In seminary, I took an elective class on the Old Testament Book Job. Much to my chagrin, I cannot find my folder that contained my notes and the class syllabus. One of the things on Samuel Ballentine, our professor, included was an optional reading list. At the time, it was all I could do to motivate myself to do the required reading. Now, 14 years later, I wish I had that optional reading list. I remember some of the works on it, and I am tackling them as I study Job.
And so, I present these selections and I will add to this list as I come across more works that may be of interest.
The Gulag Archipelago by Alexander Solzhenitsyn
This is Solzhenitsyn’s memoir of being arrested and imprisoned in the Soviet Union after World War II. It is long (over 800 pages). And it is graphic (Solzhenitsyn cites 31 different torture methods used interrogations). But it is worth reading because Solzhenitsyn is a good writer and his work absolutely raises the basic question people feel in reading Job – WHY? Why does God allow this suffering?
J.B. by Archibald Macleish
This play was written in the late 1950’s. God and Satan are portrayed as actors who decide to put on a play about the Biblical book of Job. The line between what is dramatic presentation and what is really happening is intentionally obscure. The interplay between the two, both in their direct dialogue and as it plays out in the affairs of Job and his family, is intense and compelling. The play absolutely opens up the characters in Job. However, Satan and Job’s wife have considerably larger roles in this play than in the Biblical account.
The Trial of God by Elie Wiesel
I just started this one. This play is a metaphor of both Job and of the way Nazis arrested and murdered Jews during the Holocaust. The setting for play/metaphor is 19th century Ukraine, where an innkeeper and his daughter are the only Jews left after a murderous pogrom has ravaged the village. Three traveling minstrels come wanting to perform for Jews on the occasion of the Jewish celebration of Purim. They are shocked to learn there are only two Jews in the village, and also to learn that the innkeeper’s personal suffering has led him to forsake God completely. This is a powerful play, but I must alert you that it is not written from a Christian perspective but from a Jewish perspective; more specifically, it is written from the perspective of a Jew who has gone through painful persecution at the hands of Christians. It’s a moving account, but it helps set expectations to know that it is Jewish and not Christian.

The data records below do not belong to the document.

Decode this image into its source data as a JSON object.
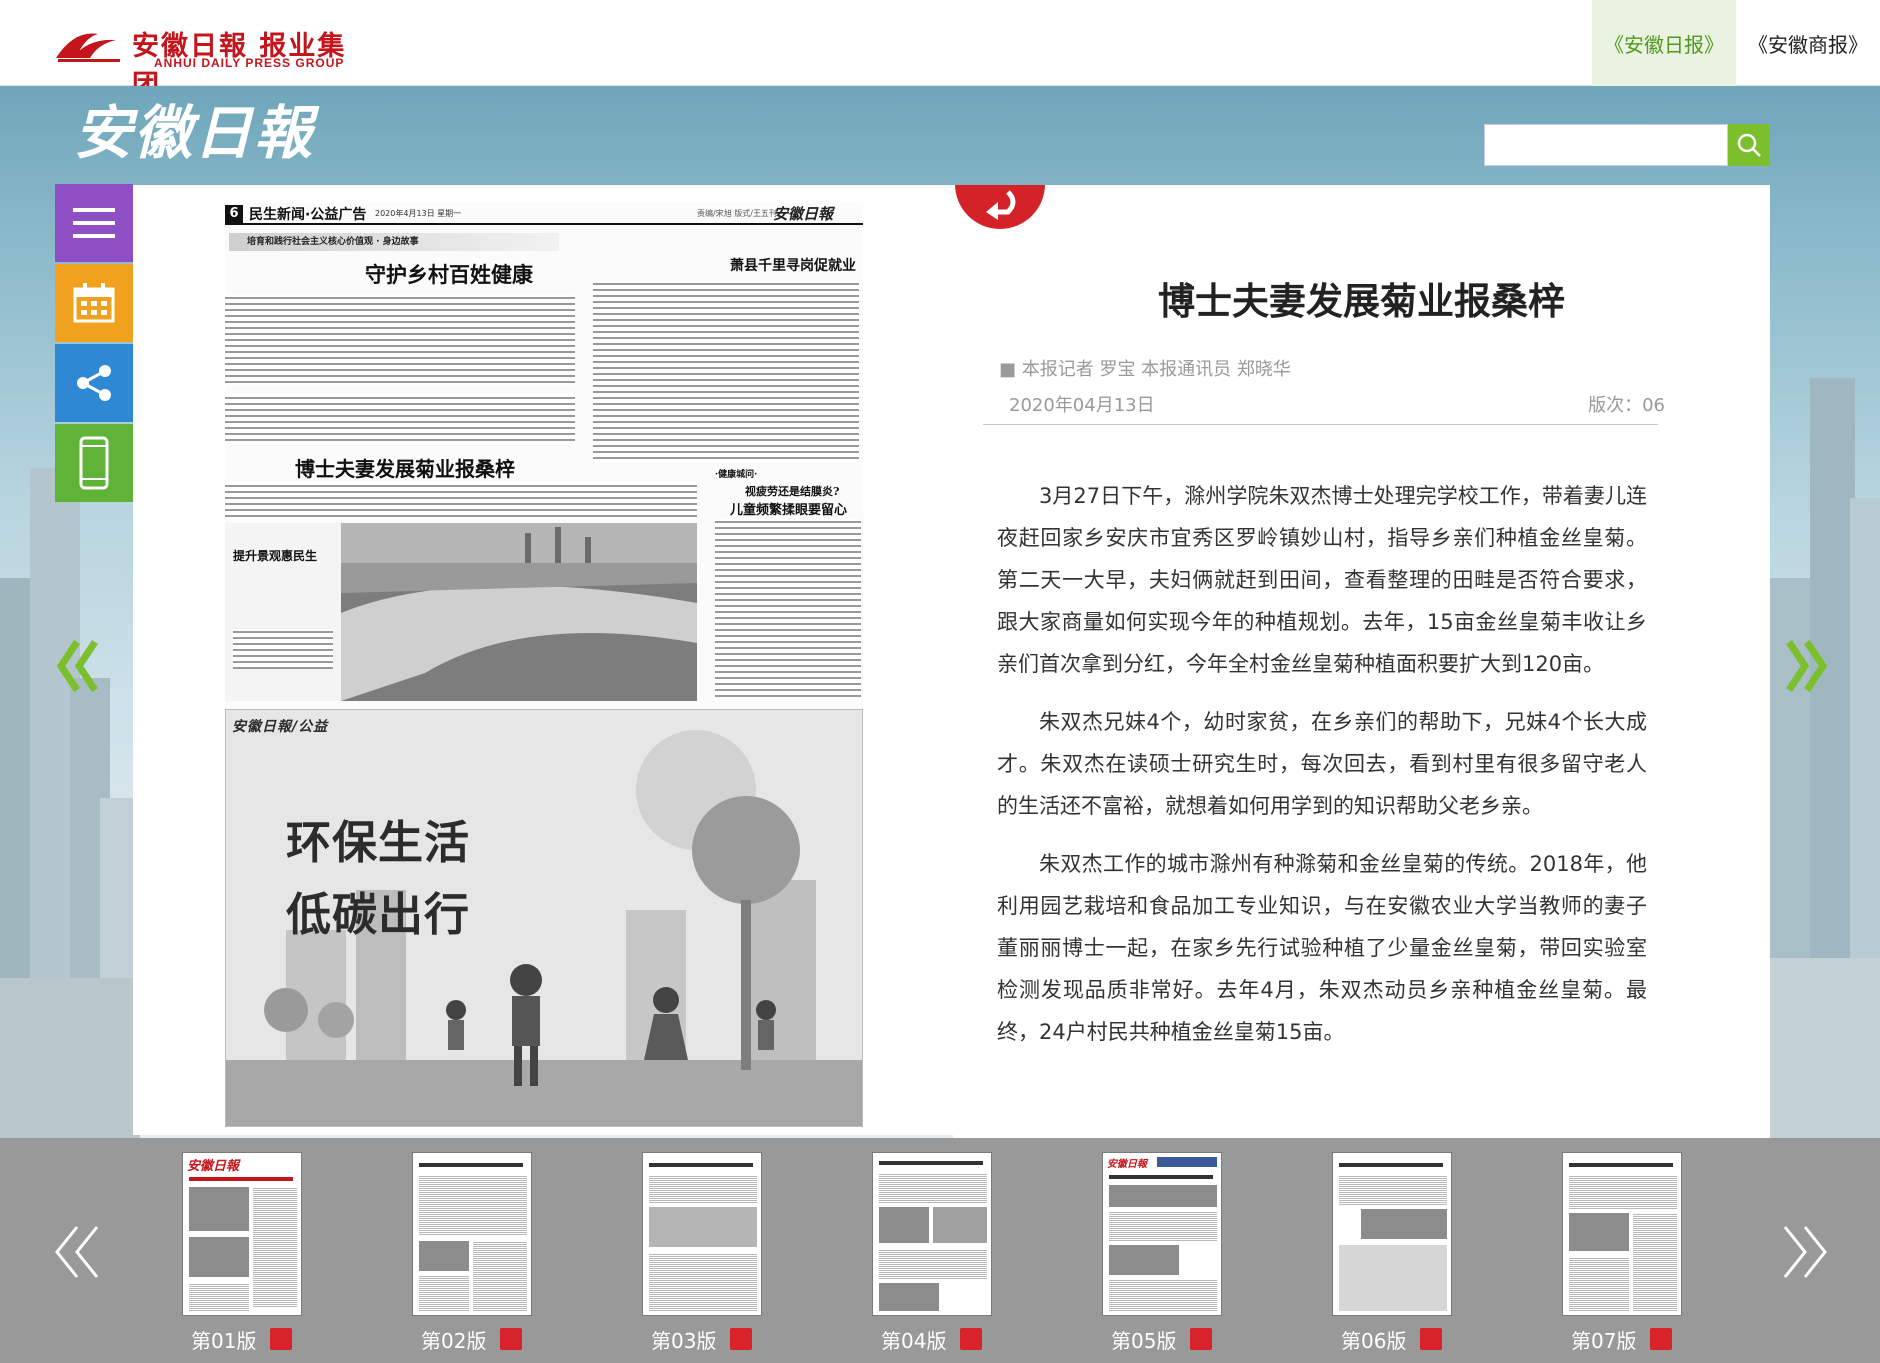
{
  "header": {
    "group_name_cn": "安徽日報 报业集团",
    "group_name_en": "ANHUI DAILY PRESS GROUP",
    "links": [
      {
        "label": "《安徽日报》",
        "active": true
      },
      {
        "label": "《安徽商报》",
        "active": false
      }
    ]
  },
  "masthead": {
    "title": "安徽日報",
    "search_value": ""
  },
  "side_menu": {
    "icons": [
      "menu-icon",
      "calendar-icon",
      "share-icon",
      "mobile-icon"
    ]
  },
  "newspaper": {
    "page_number": "6",
    "section": "民生新闻·公益广告",
    "date_line": "2020年4月13日 星期一",
    "edition_note": "责编/宋旭 版式/王五刊",
    "masthead_small": "安徽日報",
    "banner": "培育和践行社会主义核心价值观 · 身边故事",
    "headline_1": "守护乡村百姓健康",
    "headline_2": "博士夫妻发展菊业报桑梓",
    "headline_3": "萧县千里寻岗促就业",
    "subhead_1": "·健康城问·",
    "headline_4": "视疲劳还是结膜炎?",
    "headline_5": "儿童频繁揉眼要留心",
    "photo_caption": "提升景观惠民生",
    "ad_masthead": "安徽日報/公益",
    "ad_title_1": "环保生活",
    "ad_title_2": "低碳出行"
  },
  "article": {
    "title": "博士夫妻发展菊业报桑梓",
    "author": "■ 本报记者 罗宝 本报通讯员 郑晓华",
    "date": "2020年04月13日",
    "edition": "版次：06",
    "paragraphs": [
      "3月27日下午，滁州学院朱双杰博士处理完学校工作，带着妻儿连夜赶回家乡安庆市宜秀区罗岭镇妙山村，指导乡亲们种植金丝皇菊。第二天一大早，夫妇俩就赶到田间，查看整理的田畦是否符合要求，跟大家商量如何实现今年的种植规划。去年，15亩金丝皇菊丰收让乡亲们首次拿到分红，今年全村金丝皇菊种植面积要扩大到120亩。",
      "朱双杰兄妹4个，幼时家贫，在乡亲们的帮助下，兄妹4个长大成才。朱双杰在读硕士研究生时，每次回去，看到村里有很多留守老人的生活还不富裕，就想着如何用学到的知识帮助父老乡亲。",
      "朱双杰工作的城市滁州有种滁菊和金丝皇菊的传统。2018年，他利用园艺栽培和食品加工专业知识，与在安徽农业大学当教师的妻子董丽丽博士一起，在家乡先行试验种植了少量金丝皇菊，带回实验室检测发现品质非常好。去年4月，朱双杰动员乡亲种植金丝皇菊。最终，24户村民共种植金丝皇菊15亩。"
    ]
  },
  "thumbnails": [
    {
      "label": "第01版"
    },
    {
      "label": "第02版"
    },
    {
      "label": "第03版"
    },
    {
      "label": "第04版"
    },
    {
      "label": "第05版"
    },
    {
      "label": "第06版"
    },
    {
      "label": "第07版"
    }
  ],
  "colors": {
    "accent_green": "#7cbf2d",
    "brand_red": "#c4151c",
    "menu_purple": "#8e4fc4",
    "date_orange": "#f0a21f",
    "share_blue": "#2e88d4",
    "mobile_green": "#5fb336"
  }
}
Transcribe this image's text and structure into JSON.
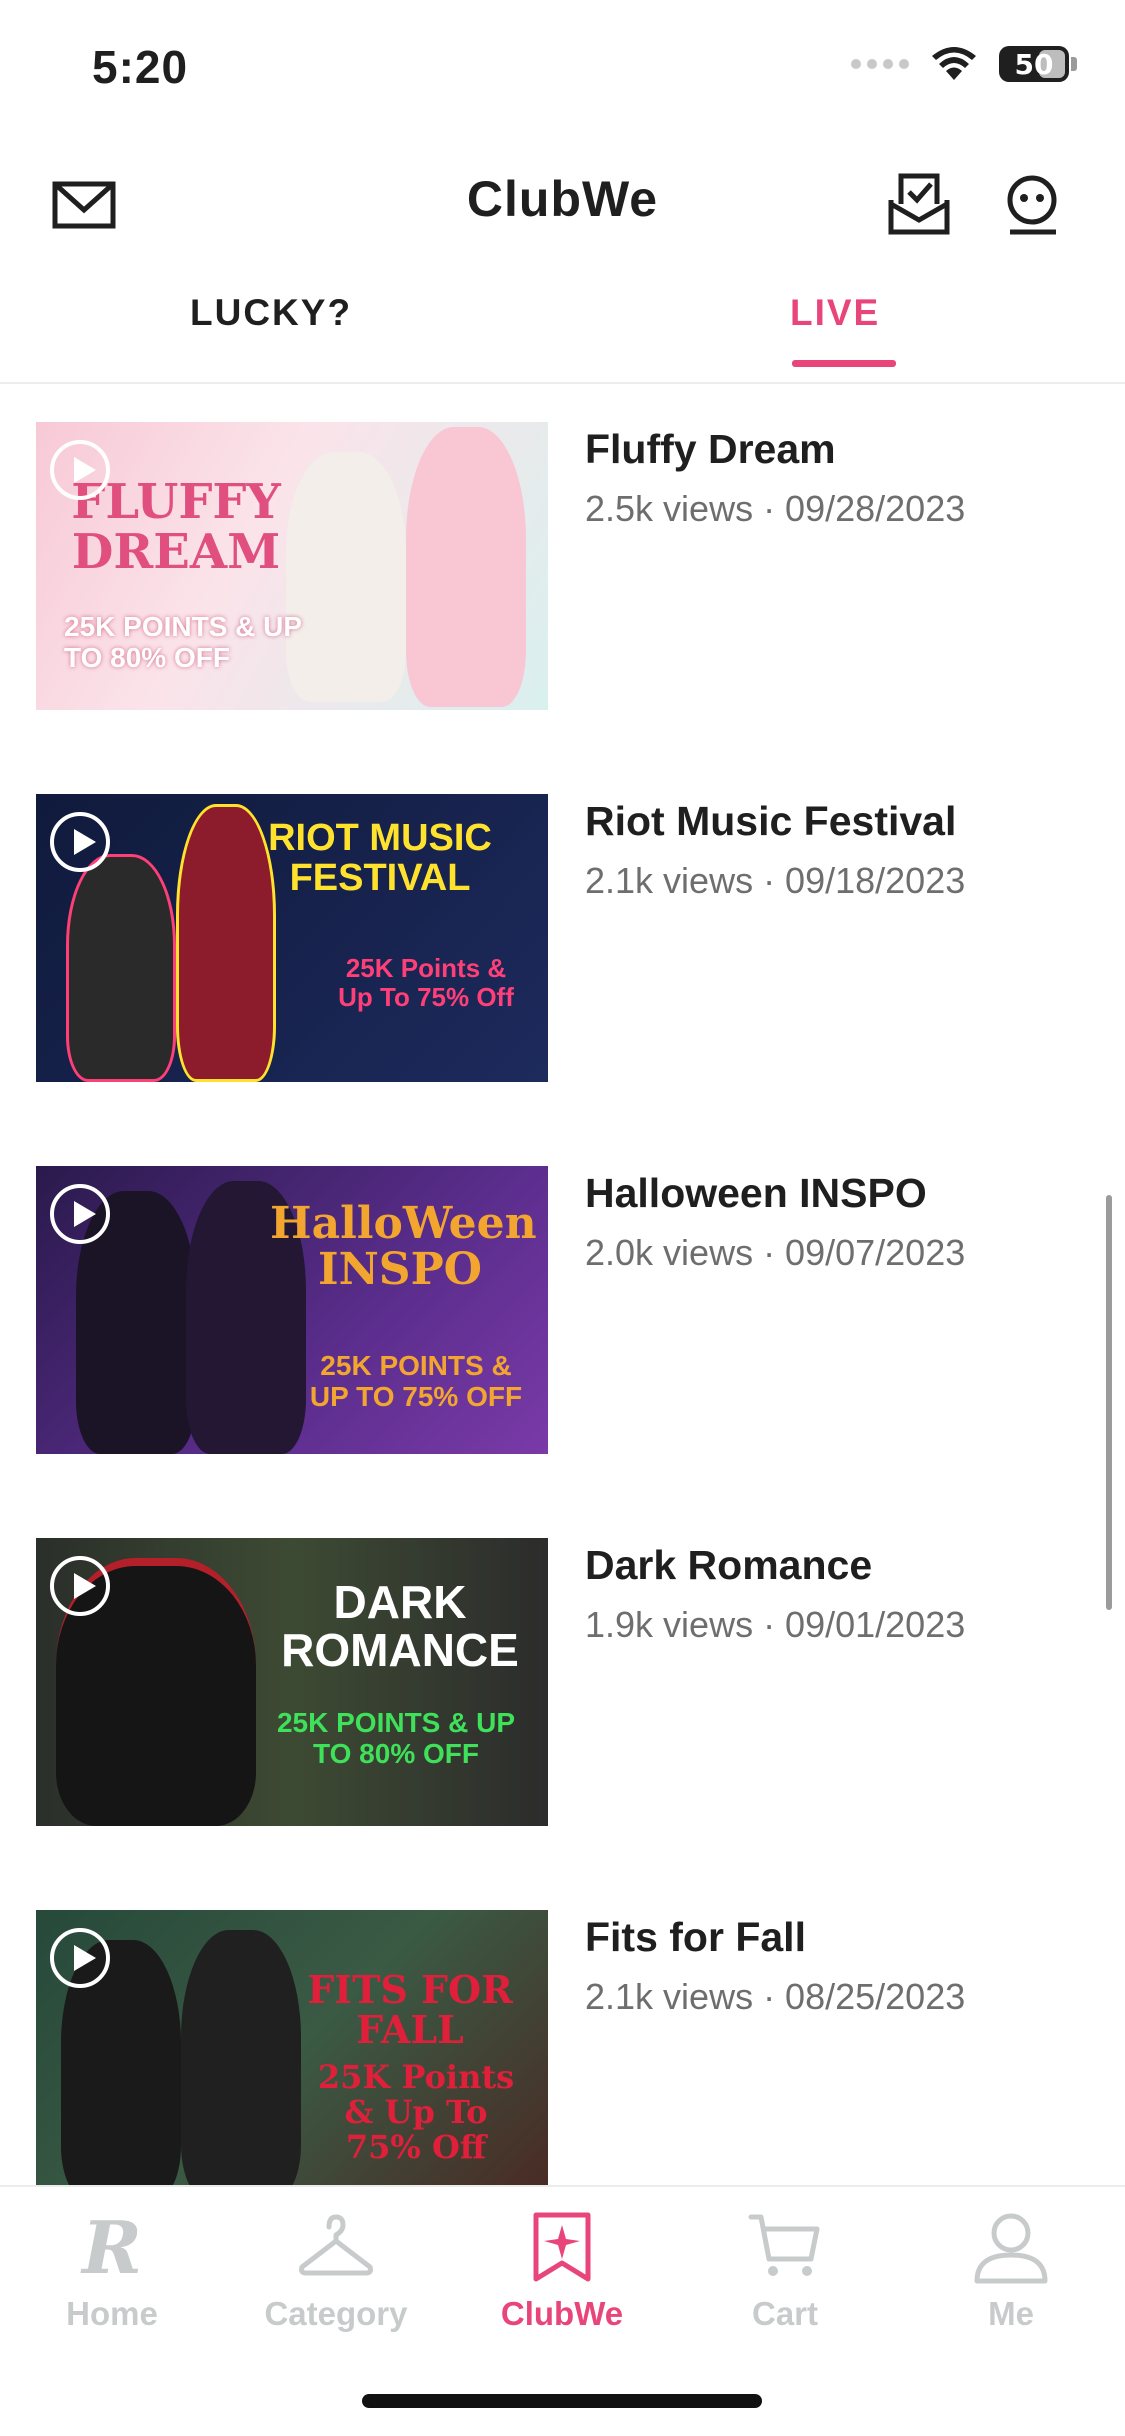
{
  "status_bar": {
    "time": "5:20",
    "battery": "50"
  },
  "header": {
    "title": "ClubWe"
  },
  "tabs": [
    {
      "label": "LUCKY?",
      "active": false
    },
    {
      "label": "LIVE",
      "active": true
    }
  ],
  "videos": [
    {
      "title": "Fluffy Dream",
      "meta": "2.5k views · 09/28/2023",
      "thumb_headline": "FLUFFY DREAM",
      "thumb_promo": "25K POINTS & UP TO 80% OFF"
    },
    {
      "title": "Riot Music Festival",
      "meta": "2.1k views · 09/18/2023",
      "thumb_headline": "RIOT MUSIC FESTIVAL",
      "thumb_promo": "25K Points & Up To 75% Off"
    },
    {
      "title": "Halloween INSPO",
      "meta": "2.0k views · 09/07/2023",
      "thumb_headline": "HalloWeen INSPO",
      "thumb_promo": "25K POINTS & UP TO 75% OFF"
    },
    {
      "title": "Dark Romance",
      "meta": "1.9k views · 09/01/2023",
      "thumb_headline": "DARK ROMANCE",
      "thumb_promo": "25K POINTS & UP TO 80% OFF"
    },
    {
      "title": "Fits for Fall",
      "meta": "2.1k views · 08/25/2023",
      "thumb_headline": "FITS FOR FALL",
      "thumb_promo": "25K Points & Up To 75% Off"
    }
  ],
  "bottom_nav": [
    {
      "label": "Home",
      "icon": "r-logo-icon",
      "active": false
    },
    {
      "label": "Category",
      "icon": "hanger-icon",
      "active": false
    },
    {
      "label": "ClubWe",
      "icon": "bookmark-star-icon",
      "active": true
    },
    {
      "label": "Cart",
      "icon": "cart-icon",
      "active": false
    },
    {
      "label": "Me",
      "icon": "person-icon",
      "active": false
    }
  ],
  "colors": {
    "accent": "#e8457b",
    "inactive_nav": "#c8cbcb",
    "meta_text": "#6e6e6e"
  }
}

The consistent theme among these works and the question that always comes up in studies of Job is WHY? Why, why, why? And faithful to Job, the answer is never easy or obvious. In fact, usually there is no answer to WHY in the face of suffering. Still, why is always asked and it must asked.